Your former spouse can receive their share of the pension when you reach your earliest retirement age. We will not contact your former spouse to let them know of this date. They are responsible for applying for their share of the pension if they wish to begin receiving it at your earliest retirement age.
If you have applied for your pension and your former spouse is a limited member who has not yet started receiving their share of the pension, we will contact them to let them know about their pension options.
We will calculate your pension and your former spouse’s share of your pension. We will pay their share directly to them.
If your former spouse is not a limited member but has claimed an interest in your pension by submitting Form P1 Claim and request for information and notice (or we have received a copy of your signed separation agreement, registered court order or Form P9), we will contact them and give them 30 days to become a limited member.
If they are still not a limited member after 30 days, we will pay your full pension to you and you will be responsible for paying your former spouse their share.
If you separate after you’ve started receiving your pension
If you and your spouse separate or divorce after you retire, the pension option you chose at retirement will apply to both your share and your former spouse’s share of the pension.
Your former spouse can apply to become a limited member of the plan. We will then pay their share of your pension directly to them and reduce your monthly pension payment by the amount going to your former spouse.
Depending on the pension option you chose when you retired, your former spouse may continue to receive the pension after your death.
If you die before you start receiving your pension
Under the Family Law Act, the default scenario is that your former spouse is entitled to 50 per cent of the pension benefits earned during your relationship if you die before you start to receive your pension.
However, there may be circumstances where your separation agreement or court order specifies a different percentage.
Your former spouse must apply to become a limited member of the plan within 30 days of your death to receive their proportionate share directly from the pension plan.
If your former spouse dies before you retire
If your former spouse dies before you retire and before receiving their share of your pension, we will pay their share to their estate or beneficiary.
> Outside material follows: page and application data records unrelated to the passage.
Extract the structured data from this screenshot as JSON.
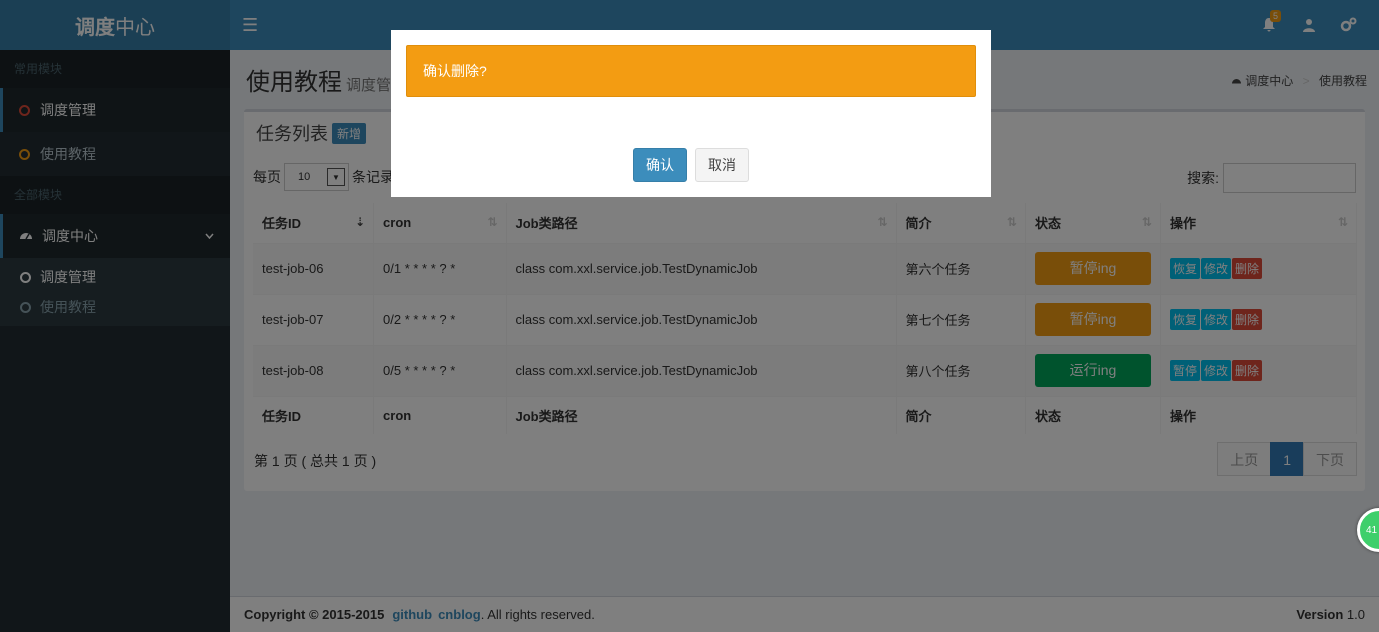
{
  "app": {
    "logo_bold": "调度",
    "logo_rest": "中心"
  },
  "header": {
    "menu_icon": "☰",
    "notif_count": "5"
  },
  "sidebar": {
    "section1": "常用模块",
    "common_items": [
      {
        "label": "调度管理"
      },
      {
        "label": "使用教程"
      }
    ],
    "section2": "全部模块",
    "group_label": "调度中心",
    "sub_items": [
      {
        "label": "调度管理"
      },
      {
        "label": "使用教程"
      }
    ]
  },
  "page": {
    "title": "使用教程",
    "subtitle": "调度管",
    "breadcrumb_home": "调度中心",
    "breadcrumb_current": "使用教程"
  },
  "panel": {
    "title": "任务列表",
    "new_btn": "新增",
    "per_page_prefix": "每页",
    "per_page_value": "10",
    "per_page_suffix": "条记录",
    "search_label": "搜索:"
  },
  "table": {
    "headers": [
      "任务ID",
      "cron",
      "Job类路径",
      "简介",
      "状态",
      "操作"
    ],
    "rows": [
      {
        "id": "test-job-06",
        "cron": "0/1 * * * * ? *",
        "path": "class com.xxl.service.job.TestDynamicJob",
        "desc": "第六个任务",
        "status": "暂停ing",
        "status_color": "#f39c12",
        "op1": "恢复",
        "op2": "修改",
        "op3": "删除"
      },
      {
        "id": "test-job-07",
        "cron": "0/2 * * * * ? *",
        "path": "class com.xxl.service.job.TestDynamicJob",
        "desc": "第七个任务",
        "status": "暂停ing",
        "status_color": "#f39c12",
        "op1": "恢复",
        "op2": "修改",
        "op3": "删除"
      },
      {
        "id": "test-job-08",
        "cron": "0/5 * * * * ? *",
        "path": "class com.xxl.service.job.TestDynamicJob",
        "desc": "第八个任务",
        "status": "运行ing",
        "status_color": "#00a65a",
        "op1": "暂停",
        "op2": "修改",
        "op3": "删除"
      }
    ],
    "info": "第 1 页 ( 总共 1 页 )",
    "prev": "上页",
    "page": "1",
    "next": "下页"
  },
  "footer": {
    "copyright": "Copyright © 2015-2015",
    "link1": "github",
    "link2": "cnblog",
    "rights": ". All rights reserved.",
    "version_label": "Version",
    "version": "1.0"
  },
  "modal": {
    "message": "确认删除?",
    "ok": "确认",
    "cancel": "取消"
  },
  "float_ball": {
    "value": "41"
  }
}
Your former spouse can only name a beneficiary if they are a limited member. If your former spouse is entitled to a share of your pension and has not become a limited member, their estate has 30 days to do so.